In some respects, King eulogized himself in that stirring sermon, wherein he appeared to forecast his own death. He began the sermon by supposing that he was taking a panoramic view of the whole human history up to now, and the Almighty said to me, “Martin Luther King, which age would you like to live in?”
King culminated his ruminations on a series of possibilities for his life by positing himself in the United States of America during the height of the Civil Rights Movement. With all of the glorious options in history that King considered, he might have opted out of his particular socio-political circumstances. Nevertheless, he determined that the ultimate value and meaning of his own life were inseparable from the human and civil rights struggles of the 1960s.
By the time King reached his climactic words above, he had already established rhetorically and biographically that his brief life was dedicated to making dangerous sacrifices for the sake of causes bigger than his own interests. King’s admonition — “Let us develop a kind of dangerous unselfishness” — causes shivers up and down the spine of persons of conscience to this day.
Still we find ourselves inhabiting a nation and world in which the denial of human rights, injustice, violence, racial discrimination and a host of other evils that existed in 1968 persists to this day.
Still we find the all-too-human temptation on the part of “good” people to look the other way, not get involved, limit our exposure, mind our own business, or to avoid becoming political or controversial in the face of gross injustices and incivility.
Taking action or speaking up on behalf of others who are suffering indignities, persecution, oppression or any form of human evil is increasingly risky. We can delude ourselves into thinking that if we simply limit our issues, close our eyes, look the other way, focus on self-preservation or “simply pray for all those people suffering” that we have fulfilled our Christian duty. However, the young King set a high bar for all people for generations to come by taking a principled stand for justice on behalf of others, even when doing so increased the risks to his own life. In doing so, said King, he patterned his own life on Jesus’ parable of the Good Samaritan, who risked his life to rescue a complete stranger on the Jericho Road.

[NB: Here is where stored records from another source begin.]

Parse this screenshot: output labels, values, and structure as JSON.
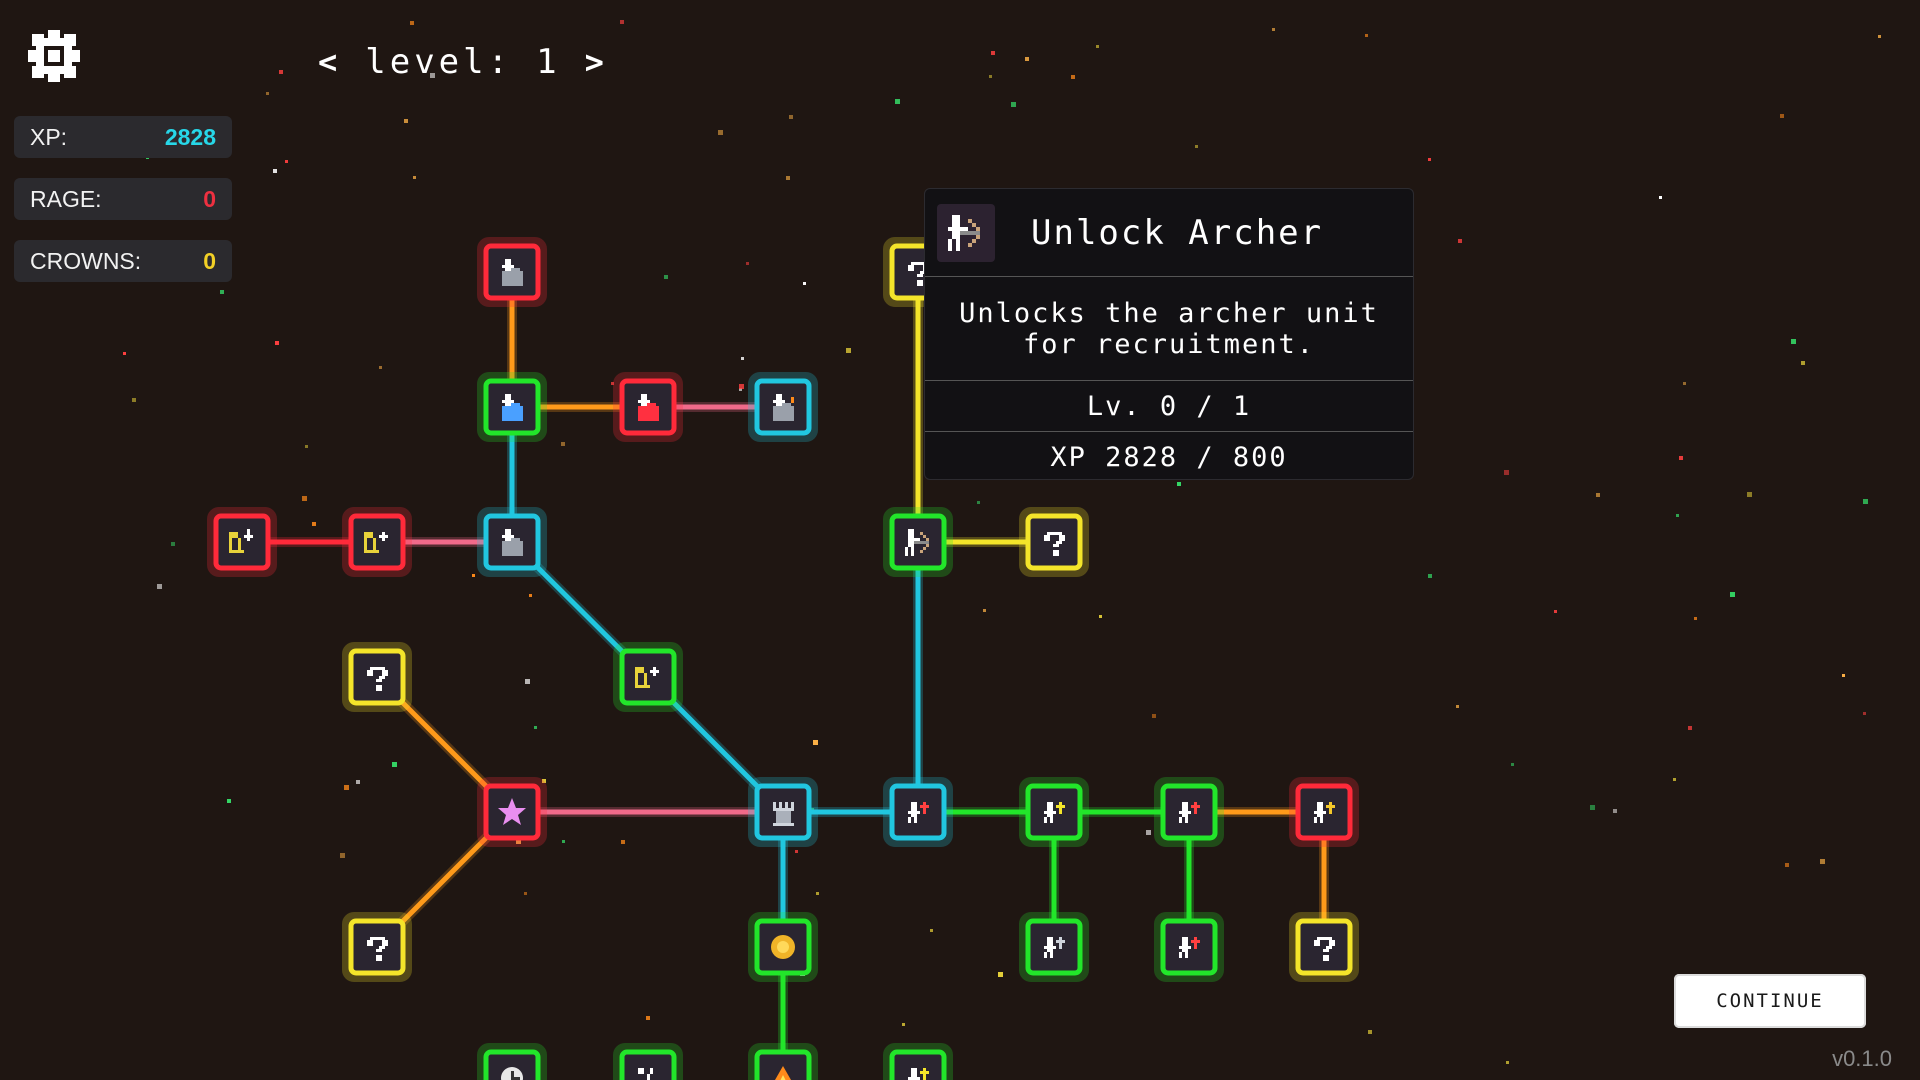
{
  "hud": {
    "level_label": "level:",
    "level_value": "1",
    "stats": [
      {
        "label": "XP:",
        "value": "2828",
        "color": "#27d7e8"
      },
      {
        "label": "RAGE:",
        "value": "0",
        "color": "#ee3040"
      },
      {
        "label": "CROWNS:",
        "value": "0",
        "color": "#f2d026"
      }
    ]
  },
  "tooltip": {
    "icon": "archer-icon",
    "title": "Unlock Archer",
    "description": "Unlocks the archer unit for recruitment.",
    "level_text": "Lv. 0 / 1",
    "xp_text": "XP 2828 / 800"
  },
  "continue_label": "CONTINUE",
  "version": "v0.1.0",
  "colors": {
    "background": "#1f1612",
    "red": "#ff2a3a",
    "green": "#22e62a",
    "cyan": "#21c7e0",
    "yellow": "#f4e52a",
    "orange": "#ff9a1a",
    "pink": "#f06a8a",
    "node_fill": "#2a2530"
  },
  "tree": {
    "nodes": [
      {
        "id": "n-s1",
        "icon": "skull-icon",
        "border": "red"
      },
      {
        "id": "n-s2",
        "icon": "potion-blue-icon",
        "border": "green"
      },
      {
        "id": "n-s3",
        "icon": "potion-red-icon",
        "border": "red"
      },
      {
        "id": "n-s4",
        "icon": "skull-fire-icon",
        "border": "cyan"
      },
      {
        "id": "n-s5",
        "icon": "skull-icon",
        "border": "cyan"
      },
      {
        "id": "n-c1",
        "icon": "castle-upgrade-icon",
        "border": "red"
      },
      {
        "id": "n-c2",
        "icon": "castle-plus-icon",
        "border": "red"
      },
      {
        "id": "n-c3",
        "icon": "castle-plus-icon",
        "border": "green"
      },
      {
        "id": "n-q1",
        "icon": "question-icon",
        "border": "yellow"
      },
      {
        "id": "n-q2",
        "icon": "question-icon",
        "border": "yellow"
      },
      {
        "id": "n-q3",
        "icon": "question-icon",
        "border": "yellow"
      },
      {
        "id": "n-q4",
        "icon": "question-icon",
        "border": "yellow"
      },
      {
        "id": "n-q5",
        "icon": "question-icon",
        "border": "yellow"
      },
      {
        "id": "n-star",
        "icon": "star-icon",
        "border": "red"
      },
      {
        "id": "n-tower",
        "icon": "tower-icon",
        "border": "cyan"
      },
      {
        "id": "n-gold",
        "icon": "gold-coin-icon",
        "border": "green"
      },
      {
        "id": "n-archer",
        "icon": "archer-icon",
        "border": "green"
      },
      {
        "id": "n-u1",
        "icon": "soldier-upgrade-icon",
        "border": "cyan"
      },
      {
        "id": "n-u2",
        "icon": "soldier-plus-icon",
        "border": "green"
      },
      {
        "id": "n-u3",
        "icon": "soldier-upgrade-icon",
        "border": "green"
      },
      {
        "id": "n-u4",
        "icon": "soldier-gold-icon",
        "border": "red"
      },
      {
        "id": "n-u5",
        "icon": "soldier-shield-icon",
        "border": "green"
      },
      {
        "id": "n-u6",
        "icon": "soldier-upgrade-icon",
        "border": "green"
      },
      {
        "id": "n-b1",
        "icon": "clock-icon",
        "border": "green"
      },
      {
        "id": "n-b2",
        "icon": "percent-icon",
        "border": "green"
      },
      {
        "id": "n-b3",
        "icon": "fire-icon",
        "border": "green"
      },
      {
        "id": "n-b4",
        "icon": "soldier-icon",
        "border": "green"
      }
    ],
    "edges": [
      {
        "from": "n-s1",
        "to": "n-s2",
        "color": "orange"
      },
      {
        "from": "n-s2",
        "to": "n-s3",
        "color": "orange"
      },
      {
        "from": "n-s3",
        "to": "n-s4",
        "color": "pink"
      },
      {
        "from": "n-s2",
        "to": "n-s5",
        "color": "cyan"
      },
      {
        "from": "n-c1",
        "to": "n-c2",
        "color": "red"
      },
      {
        "from": "n-c2",
        "to": "n-s5",
        "color": "pink"
      },
      {
        "from": "n-s5",
        "to": "n-c3",
        "color": "cyan"
      },
      {
        "from": "n-c3",
        "to": "n-tower",
        "color": "cyan"
      },
      {
        "from": "n-q1",
        "to": "n-star",
        "color": "orange"
      },
      {
        "from": "n-q2",
        "to": "n-star",
        "color": "orange"
      },
      {
        "from": "n-star",
        "to": "n-tower",
        "color": "pink"
      },
      {
        "from": "n-tower",
        "to": "n-u1",
        "color": "cyan"
      },
      {
        "from": "n-tower",
        "to": "n-gold",
        "color": "cyan"
      },
      {
        "from": "n-gold",
        "to": "n-b3",
        "color": "green"
      },
      {
        "from": "n-u1",
        "to": "n-archer",
        "color": "cyan"
      },
      {
        "from": "n-archer",
        "to": "n-q3",
        "color": "yellow"
      },
      {
        "from": "n-archer",
        "to": "n-q5",
        "color": "yellow"
      },
      {
        "from": "n-u1",
        "to": "n-u2",
        "color": "green"
      },
      {
        "from": "n-u2",
        "to": "n-u3",
        "color": "green"
      },
      {
        "from": "n-u3",
        "to": "n-u4",
        "color": "orange"
      },
      {
        "from": "n-u2",
        "to": "n-u5",
        "color": "green"
      },
      {
        "from": "n-u3",
        "to": "n-u6",
        "color": "green"
      },
      {
        "from": "n-u4",
        "to": "n-q4",
        "color": "orange"
      }
    ]
  }
}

As we observe King’s legacy during this season of immense social, moral and political unrest in America, the well-being of persons representing a broad spectrum — including immigrants, persons living in poverty, the uninsured, unemployed, homeless, addicted, incarcerated, marginalized, stigmatized, and so on ad infinitum — is threatened daily. The bell of freedom and righteousness continues to summon men and women of conscience and moral concern to sacrifice personal comforts, resources and conventional respectability for the sake of justice, advocacy and protections for all those who are too weak to defend themselves.
What sacrifices are we prepared to make in our time for the sake of others who are defenseless? What might dangerous unselfishness look like for you and me?
Dr. Jeffrey Haggray is executive director and CEO of American Baptist Home Mission Societies and Judson Press.
Excerpts above from “I See the Promised Land,” the Rev. Dr. Martin Luther King Jr.’s last sermon, delivered on April 3, 1968, the eve of his assassination, at Mason Temple, Memphis, Tenn. Printed in A Testament of Hope: The Essential Writings and Speeches of Martin Luther King, Jr., pp. 279–287. Edited by James M. Washington. Harper Collins, San Francisco, 1986.
The views expressed are those of the author and not necessarily those of American Baptist Home Mission Societies.